• _What is needed_: Write out the following records exactly, each one in full.

• _Data supplied_:

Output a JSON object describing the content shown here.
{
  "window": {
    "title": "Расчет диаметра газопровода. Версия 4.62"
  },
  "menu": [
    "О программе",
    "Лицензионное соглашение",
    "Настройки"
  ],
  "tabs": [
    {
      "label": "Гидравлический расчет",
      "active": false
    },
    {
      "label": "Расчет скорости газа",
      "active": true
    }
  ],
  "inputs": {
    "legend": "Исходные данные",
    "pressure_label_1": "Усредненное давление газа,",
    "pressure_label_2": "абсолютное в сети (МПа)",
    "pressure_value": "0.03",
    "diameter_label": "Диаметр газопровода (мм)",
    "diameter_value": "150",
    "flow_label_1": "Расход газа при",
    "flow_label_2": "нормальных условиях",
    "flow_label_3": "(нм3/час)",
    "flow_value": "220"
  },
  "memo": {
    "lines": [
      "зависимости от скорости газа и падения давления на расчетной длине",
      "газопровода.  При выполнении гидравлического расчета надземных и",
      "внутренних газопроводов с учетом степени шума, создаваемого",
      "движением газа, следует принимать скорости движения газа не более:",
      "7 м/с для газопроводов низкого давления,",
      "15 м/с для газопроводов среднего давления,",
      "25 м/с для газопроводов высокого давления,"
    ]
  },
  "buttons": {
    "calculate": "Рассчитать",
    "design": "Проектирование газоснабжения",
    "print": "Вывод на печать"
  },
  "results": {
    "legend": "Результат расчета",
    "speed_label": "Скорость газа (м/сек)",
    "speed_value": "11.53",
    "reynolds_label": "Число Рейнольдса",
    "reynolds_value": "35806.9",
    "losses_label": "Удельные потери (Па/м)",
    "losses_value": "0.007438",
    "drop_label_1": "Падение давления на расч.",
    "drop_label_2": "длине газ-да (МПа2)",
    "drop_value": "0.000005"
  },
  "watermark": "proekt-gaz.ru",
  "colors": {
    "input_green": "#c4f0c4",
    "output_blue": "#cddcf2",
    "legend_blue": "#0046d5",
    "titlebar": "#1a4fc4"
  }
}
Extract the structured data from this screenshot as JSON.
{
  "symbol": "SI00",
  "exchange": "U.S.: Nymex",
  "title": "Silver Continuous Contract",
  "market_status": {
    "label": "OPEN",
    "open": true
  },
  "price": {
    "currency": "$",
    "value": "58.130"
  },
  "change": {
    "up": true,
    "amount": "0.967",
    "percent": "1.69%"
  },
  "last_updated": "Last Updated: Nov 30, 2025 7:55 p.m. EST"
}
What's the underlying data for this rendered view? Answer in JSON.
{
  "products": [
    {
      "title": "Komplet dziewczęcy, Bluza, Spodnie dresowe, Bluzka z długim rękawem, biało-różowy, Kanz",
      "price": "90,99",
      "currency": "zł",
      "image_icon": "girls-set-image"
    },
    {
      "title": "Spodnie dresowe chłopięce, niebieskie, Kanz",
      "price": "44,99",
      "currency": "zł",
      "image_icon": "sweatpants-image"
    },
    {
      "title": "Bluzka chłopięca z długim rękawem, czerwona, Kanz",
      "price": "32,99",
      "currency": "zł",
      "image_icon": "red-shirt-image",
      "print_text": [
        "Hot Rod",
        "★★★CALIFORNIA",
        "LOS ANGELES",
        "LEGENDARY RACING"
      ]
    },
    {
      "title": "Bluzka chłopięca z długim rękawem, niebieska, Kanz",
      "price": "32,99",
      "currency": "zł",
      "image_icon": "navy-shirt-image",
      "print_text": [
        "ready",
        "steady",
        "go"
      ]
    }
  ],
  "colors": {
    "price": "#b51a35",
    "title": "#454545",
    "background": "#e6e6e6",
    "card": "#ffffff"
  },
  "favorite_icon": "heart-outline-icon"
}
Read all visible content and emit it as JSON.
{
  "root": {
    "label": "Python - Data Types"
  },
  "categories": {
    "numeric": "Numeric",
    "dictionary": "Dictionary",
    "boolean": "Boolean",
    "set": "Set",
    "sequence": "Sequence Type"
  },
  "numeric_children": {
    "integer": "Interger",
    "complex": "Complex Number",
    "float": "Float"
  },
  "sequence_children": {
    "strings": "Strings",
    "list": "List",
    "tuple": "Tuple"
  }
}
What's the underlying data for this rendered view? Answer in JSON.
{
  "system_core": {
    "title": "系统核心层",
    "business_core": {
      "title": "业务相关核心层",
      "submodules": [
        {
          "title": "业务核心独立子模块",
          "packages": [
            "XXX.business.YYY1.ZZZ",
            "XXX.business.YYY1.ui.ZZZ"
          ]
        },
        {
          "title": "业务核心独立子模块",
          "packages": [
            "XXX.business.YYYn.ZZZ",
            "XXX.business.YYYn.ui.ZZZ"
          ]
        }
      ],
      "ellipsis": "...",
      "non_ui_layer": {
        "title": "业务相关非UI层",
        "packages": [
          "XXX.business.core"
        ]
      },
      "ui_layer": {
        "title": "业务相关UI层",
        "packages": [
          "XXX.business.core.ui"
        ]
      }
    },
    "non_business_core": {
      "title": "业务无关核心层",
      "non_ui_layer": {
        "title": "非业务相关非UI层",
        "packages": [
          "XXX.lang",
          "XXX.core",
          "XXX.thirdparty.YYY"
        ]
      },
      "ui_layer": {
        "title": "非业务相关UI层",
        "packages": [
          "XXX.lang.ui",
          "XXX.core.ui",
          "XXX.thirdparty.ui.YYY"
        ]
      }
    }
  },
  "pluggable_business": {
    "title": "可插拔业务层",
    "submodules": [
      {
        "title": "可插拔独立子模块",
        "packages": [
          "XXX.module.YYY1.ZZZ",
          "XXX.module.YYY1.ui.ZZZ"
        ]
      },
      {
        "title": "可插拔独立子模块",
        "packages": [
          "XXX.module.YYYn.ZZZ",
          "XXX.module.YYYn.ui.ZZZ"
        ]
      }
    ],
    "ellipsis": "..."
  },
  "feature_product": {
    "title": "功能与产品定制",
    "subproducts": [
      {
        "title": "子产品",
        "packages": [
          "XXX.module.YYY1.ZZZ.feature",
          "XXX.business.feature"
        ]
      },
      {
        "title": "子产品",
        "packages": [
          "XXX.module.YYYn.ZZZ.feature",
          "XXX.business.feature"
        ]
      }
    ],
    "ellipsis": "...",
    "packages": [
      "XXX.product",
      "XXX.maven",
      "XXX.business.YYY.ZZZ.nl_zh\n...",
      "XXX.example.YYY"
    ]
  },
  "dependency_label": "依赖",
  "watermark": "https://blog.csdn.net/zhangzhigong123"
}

• _Answer_:
Output a JSON object describing the content shown here.
{
  "window": {
    "title": "Расчет диаметра газопровода. Версия 4.62"
  },
  "menu": [
    "О программе",
    "Лицензионное соглашение",
    "Настройки"
  ],
  "tabs": [
    {
      "label": "Гидравлический расчет",
      "active": false
    },
    {
      "label": "Расчет скорости газа",
      "active": true
    }
  ],
  "inputs": {
    "legend": "Исходные данные",
    "pressure_label_1": "Усредненное давление газа,",
    "pressure_label_2": "абсолютное в сети (МПа)",
    "pressure_value": "0.03",
    "diameter_label": "Диаметр газопровода (мм)",
    "diameter_value": "150",
    "flow_label_1": "Расход газа при",
    "flow_label_2": "нормальных условиях",
    "flow_label_3": "(нм3/час)",
    "flow_value": "220"
  },
  "memo": {
    "lines": [
      "зависимости от скорости газа и падения давления на расчетной длине",
      "газопровода.  При выполнении гидравлического расчета надземных и",
      "внутренних газопроводов с учетом степени шума, создаваемого",
      "движением газа, следует принимать скорости движения газа не более:",
      "7 м/с для газопроводов низкого давления,",
      "15 м/с для газопроводов среднего давления,",
      "25 м/с для газопроводов высокого давления,"
    ]
  },
  "buttons": {
    "calculate": "Рассчитать",
    "design": "Проектирование газоснабжения",
    "print": "Вывод на печать"
  },
  "results": {
    "legend": "Результат расчета",
    "speed_label": "Скорость газа (м/сек)",
    "speed_value": "11.53",
    "reynolds_label": "Число Рейнольдса",
    "reynolds_value": "35806.9",
    "losses_label": "Удельные потери (Па/м)",
    "losses_value": "0.007438",
    "drop_label_1": "Падение давления на расч.",
    "drop_label_2": "длине газ-да (МПа2)",
    "drop_value": "0.000005"
  },
  "watermark": "proekt-gaz.ru",
  "colors": {
    "input_green": "#c4f0c4",
    "output_blue": "#cddcf2",
    "legend_blue": "#0046d5",
    "titlebar": "#1a4fc4"
  }
}
Extract the structured data from this screenshot as JSON.
{
  "symbol": "SI00",
  "exchange": "U.S.: Nymex",
  "title": "Silver Continuous Contract",
  "market_status": {
    "label": "OPEN",
    "open": true
  },
  "price": {
    "currency": "$",
    "value": "58.130"
  },
  "change": {
    "up": true,
    "amount": "0.967",
    "percent": "1.69%"
  },
  "last_updated": "Last Updated: Nov 30, 2025 7:55 p.m. EST"
}
What's the underlying data for this rendered view? Answer in JSON.
{
  "products": [
    {
      "title": "Komplet dziewczęcy, Bluza, Spodnie dresowe, Bluzka z długim rękawem, biało-różowy, Kanz",
      "price": "90,99",
      "currency": "zł",
      "image_icon": "girls-set-image"
    },
    {
      "title": "Spodnie dresowe chłopięce, niebieskie, Kanz",
      "price": "44,99",
      "currency": "zł",
      "image_icon": "sweatpants-image"
    },
    {
      "title": "Bluzka chłopięca z długim rękawem, czerwona, Kanz",
      "price": "32,99",
      "currency": "zł",
      "image_icon": "red-shirt-image",
      "print_text": [
        "Hot Rod",
        "★★★CALIFORNIA",
        "LOS ANGELES",
        "LEGENDARY RACING"
      ]
    },
    {
      "title": "Bluzka chłopięca z długim rękawem, niebieska, Kanz",
      "price": "32,99",
      "currency": "zł",
      "image_icon": "navy-shirt-image",
      "print_text": [
        "ready",
        "steady",
        "go"
      ]
    }
  ],
  "colors": {
    "price": "#b51a35",
    "title": "#454545",
    "background": "#e6e6e6",
    "card": "#ffffff"
  },
  "favorite_icon": "heart-outline-icon"
}
Read all visible content and emit it as JSON.
{
  "root": {
    "label": "Python - Data Types"
  },
  "categories": {
    "numeric": "Numeric",
    "dictionary": "Dictionary",
    "boolean": "Boolean",
    "set": "Set",
    "sequence": "Sequence Type"
  },
  "numeric_children": {
    "integer": "Interger",
    "complex": "Complex Number",
    "float": "Float"
  },
  "sequence_children": {
    "strings": "Strings",
    "list": "List",
    "tuple": "Tuple"
  }
}
What's the underlying data for this rendered view? Answer in JSON.
{
  "system_core": {
    "title": "系统核心层",
    "business_core": {
      "title": "业务相关核心层",
      "submodules": [
        {
          "title": "业务核心独立子模块",
          "packages": [
            "XXX.business.YYY1.ZZZ",
            "XXX.business.YYY1.ui.ZZZ"
          ]
        },
        {
          "title": "业务核心独立子模块",
          "packages": [
            "XXX.business.YYYn.ZZZ",
            "XXX.business.YYYn.ui.ZZZ"
          ]
        }
      ],
      "ellipsis": "...",
      "non_ui_layer": {
        "title": "业务相关非UI层",
        "packages": [
          "XXX.business.core"
        ]
      },
      "ui_layer": {
        "title": "业务相关UI层",
        "packages": [
          "XXX.business.core.ui"
        ]
      }
    },
    "non_business_core": {
      "title": "业务无关核心层",
      "non_ui_layer": {
        "title": "非业务相关非UI层",
        "packages": [
          "XXX.lang",
          "XXX.core",
          "XXX.thirdparty.YYY"
        ]
      },
      "ui_layer": {
        "title": "非业务相关UI层",
        "packages": [
          "XXX.lang.ui",
          "XXX.core.ui",
          "XXX.thirdparty.ui.YYY"
        ]
      }
    }
  },
  "pluggable_business": {
    "title": "可插拔业务层",
    "submodules": [
      {
        "title": "可插拔独立子模块",
        "packages": [
          "XXX.module.YYY1.ZZZ",
          "XXX.module.YYY1.ui.ZZZ"
        ]
      },
      {
        "title": "可插拔独立子模块",
        "packages": [
          "XXX.module.YYYn.ZZZ",
          "XXX.module.YYYn.ui.ZZZ"
        ]
      }
    ],
    "ellipsis": "..."
  },
  "feature_product": {
    "title": "功能与产品定制",
    "subproducts": [
      {
        "title": "子产品",
        "packages": [
          "XXX.module.YYY1.ZZZ.feature",
          "XXX.business.feature"
        ]
      },
      {
        "title": "子产品",
        "packages": [
          "XXX.module.YYYn.ZZZ.feature",
          "XXX.business.feature"
        ]
      }
    ],
    "ellipsis": "...",
    "packages": [
      "XXX.product",
      "XXX.maven",
      "XXX.business.YYY.ZZZ.nl_zh\n...",
      "XXX.example.YYY"
    ]
  },
  "dependency_label": "依赖",
  "watermark": "https://blog.csdn.net/zhangzhigong123"
}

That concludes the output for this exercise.